Exercise: Read through the data and report every line in which the word "programs" occurs.

Data extracted from a collection
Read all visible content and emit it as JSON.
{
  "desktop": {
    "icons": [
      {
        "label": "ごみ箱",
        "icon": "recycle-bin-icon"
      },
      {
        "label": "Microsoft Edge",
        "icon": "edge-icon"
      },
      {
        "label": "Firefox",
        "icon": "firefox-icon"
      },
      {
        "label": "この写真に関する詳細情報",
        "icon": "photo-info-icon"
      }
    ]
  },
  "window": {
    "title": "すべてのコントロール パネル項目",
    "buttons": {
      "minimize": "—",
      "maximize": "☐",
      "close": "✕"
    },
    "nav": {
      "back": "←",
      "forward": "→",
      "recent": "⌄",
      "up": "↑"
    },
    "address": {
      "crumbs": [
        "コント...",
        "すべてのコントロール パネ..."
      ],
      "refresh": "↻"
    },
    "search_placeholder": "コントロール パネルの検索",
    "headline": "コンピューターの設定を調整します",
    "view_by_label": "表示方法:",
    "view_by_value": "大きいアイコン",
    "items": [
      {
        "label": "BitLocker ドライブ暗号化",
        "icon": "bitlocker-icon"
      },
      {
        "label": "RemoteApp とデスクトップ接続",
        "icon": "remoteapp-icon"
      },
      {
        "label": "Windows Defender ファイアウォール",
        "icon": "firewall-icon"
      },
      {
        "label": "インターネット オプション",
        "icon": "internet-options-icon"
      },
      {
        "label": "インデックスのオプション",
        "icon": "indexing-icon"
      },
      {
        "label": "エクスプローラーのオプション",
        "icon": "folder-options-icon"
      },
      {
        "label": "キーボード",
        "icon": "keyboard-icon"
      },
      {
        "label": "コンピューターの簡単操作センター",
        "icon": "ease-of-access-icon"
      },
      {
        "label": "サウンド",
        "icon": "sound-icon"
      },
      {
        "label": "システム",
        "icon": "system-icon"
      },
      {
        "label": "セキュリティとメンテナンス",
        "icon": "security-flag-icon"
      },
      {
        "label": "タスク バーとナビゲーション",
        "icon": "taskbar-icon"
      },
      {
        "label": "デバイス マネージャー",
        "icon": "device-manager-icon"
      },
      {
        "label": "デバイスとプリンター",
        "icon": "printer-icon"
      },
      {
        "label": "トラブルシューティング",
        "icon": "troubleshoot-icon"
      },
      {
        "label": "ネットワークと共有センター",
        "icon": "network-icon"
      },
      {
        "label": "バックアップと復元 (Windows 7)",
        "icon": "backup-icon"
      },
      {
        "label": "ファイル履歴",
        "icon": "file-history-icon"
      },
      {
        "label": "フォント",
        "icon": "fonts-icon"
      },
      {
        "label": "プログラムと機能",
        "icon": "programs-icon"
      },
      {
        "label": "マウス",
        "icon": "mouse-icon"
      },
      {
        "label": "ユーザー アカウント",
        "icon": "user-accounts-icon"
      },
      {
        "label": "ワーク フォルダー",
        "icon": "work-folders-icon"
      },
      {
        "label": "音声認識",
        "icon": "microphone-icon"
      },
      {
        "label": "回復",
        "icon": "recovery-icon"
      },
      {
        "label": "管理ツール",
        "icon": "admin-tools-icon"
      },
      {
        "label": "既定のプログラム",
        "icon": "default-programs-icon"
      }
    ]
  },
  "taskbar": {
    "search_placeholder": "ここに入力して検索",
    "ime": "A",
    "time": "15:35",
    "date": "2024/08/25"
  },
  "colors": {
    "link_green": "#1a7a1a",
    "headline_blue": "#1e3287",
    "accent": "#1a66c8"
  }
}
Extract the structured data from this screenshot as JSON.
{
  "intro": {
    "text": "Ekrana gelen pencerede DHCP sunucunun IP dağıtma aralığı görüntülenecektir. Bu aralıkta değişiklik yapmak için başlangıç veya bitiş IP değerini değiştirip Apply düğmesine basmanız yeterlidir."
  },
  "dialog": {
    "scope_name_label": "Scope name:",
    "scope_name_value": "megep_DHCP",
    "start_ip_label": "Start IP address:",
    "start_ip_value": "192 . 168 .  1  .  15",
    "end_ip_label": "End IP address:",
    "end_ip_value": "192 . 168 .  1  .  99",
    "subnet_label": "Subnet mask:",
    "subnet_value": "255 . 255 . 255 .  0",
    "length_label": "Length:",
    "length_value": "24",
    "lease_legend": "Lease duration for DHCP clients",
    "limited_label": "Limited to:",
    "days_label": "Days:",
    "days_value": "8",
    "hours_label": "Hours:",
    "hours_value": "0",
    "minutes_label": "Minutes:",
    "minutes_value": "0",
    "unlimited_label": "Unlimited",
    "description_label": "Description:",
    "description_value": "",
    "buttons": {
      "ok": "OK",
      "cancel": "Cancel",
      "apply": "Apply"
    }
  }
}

Solution to this exercise:
        "icon": "programs-icon"
        "icon": "default-programs-icon"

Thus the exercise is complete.